#### PROBLEM REQUIREMENTS:
Copy out all the entries word for word.

╭─ MATERIAL SHOWN

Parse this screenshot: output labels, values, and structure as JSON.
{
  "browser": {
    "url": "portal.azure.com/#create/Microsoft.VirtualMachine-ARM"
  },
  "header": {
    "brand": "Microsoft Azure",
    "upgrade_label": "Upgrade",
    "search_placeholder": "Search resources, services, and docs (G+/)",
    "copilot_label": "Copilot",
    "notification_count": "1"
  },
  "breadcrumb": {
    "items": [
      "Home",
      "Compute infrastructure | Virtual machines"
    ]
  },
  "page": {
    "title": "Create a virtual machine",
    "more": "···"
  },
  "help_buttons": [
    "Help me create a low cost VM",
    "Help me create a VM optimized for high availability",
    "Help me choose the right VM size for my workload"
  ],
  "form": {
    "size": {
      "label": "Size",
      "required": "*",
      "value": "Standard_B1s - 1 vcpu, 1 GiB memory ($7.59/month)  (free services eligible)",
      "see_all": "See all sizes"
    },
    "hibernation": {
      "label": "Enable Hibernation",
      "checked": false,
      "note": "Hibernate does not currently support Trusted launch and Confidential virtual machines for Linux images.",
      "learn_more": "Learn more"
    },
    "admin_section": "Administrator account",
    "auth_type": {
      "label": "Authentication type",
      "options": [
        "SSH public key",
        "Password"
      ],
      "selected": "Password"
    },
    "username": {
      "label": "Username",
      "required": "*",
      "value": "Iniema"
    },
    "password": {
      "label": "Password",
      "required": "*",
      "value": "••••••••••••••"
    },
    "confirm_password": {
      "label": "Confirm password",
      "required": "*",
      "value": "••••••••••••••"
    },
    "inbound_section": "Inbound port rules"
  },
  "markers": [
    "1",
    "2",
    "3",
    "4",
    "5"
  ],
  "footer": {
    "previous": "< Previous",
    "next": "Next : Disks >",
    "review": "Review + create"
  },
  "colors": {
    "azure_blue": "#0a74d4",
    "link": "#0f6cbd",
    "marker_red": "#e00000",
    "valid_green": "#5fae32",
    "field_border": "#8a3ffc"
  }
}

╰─

#### WORKED SOLUTION:
Parse this screenshot: output labels, values, and structure as JSON.
{
  "browser": {
    "url": "portal.azure.com/#create/Microsoft.VirtualMachine-ARM"
  },
  "header": {
    "brand": "Microsoft Azure",
    "upgrade_label": "Upgrade",
    "search_placeholder": "Search resources, services, and docs (G+/)",
    "copilot_label": "Copilot",
    "notification_count": "1"
  },
  "breadcrumb": {
    "items": [
      "Home",
      "Compute infrastructure | Virtual machines"
    ]
  },
  "page": {
    "title": "Create a virtual machine",
    "more": "···"
  },
  "help_buttons": [
    "Help me create a low cost VM",
    "Help me create a VM optimized for high availability",
    "Help me choose the right VM size for my workload"
  ],
  "form": {
    "size": {
      "label": "Size",
      "required": "*",
      "value": "Standard_B1s - 1 vcpu, 1 GiB memory ($7.59/month)  (free services eligible)",
      "see_all": "See all sizes"
    },
    "hibernation": {
      "label": "Enable Hibernation",
      "checked": false,
      "note": "Hibernate does not currently support Trusted launch and Confidential virtual machines for Linux images.",
      "learn_more": "Learn more"
    },
    "admin_section": "Administrator account",
    "auth_type": {
      "label": "Authentication type",
      "options": [
        "SSH public key",
        "Password"
      ],
      "selected": "Password"
    },
    "username": {
      "label": "Username",
      "required": "*",
      "value": "Iniema"
    },
    "password": {
      "label": "Password",
      "required": "*",
      "value": "••••••••••••••"
    },
    "confirm_password": {
      "label": "Confirm password",
      "required": "*",
      "value": "••••••••••••••"
    },
    "inbound_section": "Inbound port rules"
  },
  "markers": [
    "1",
    "2",
    "3",
    "4",
    "5"
  ],
  "footer": {
    "previous": "< Previous",
    "next": "Next : Disks >",
    "review": "Review + create"
  },
  "colors": {
    "azure_blue": "#0a74d4",
    "link": "#0f6cbd",
    "marker_red": "#e00000",
    "valid_green": "#5fae32",
    "field_border": "#8a3ffc"
  }
}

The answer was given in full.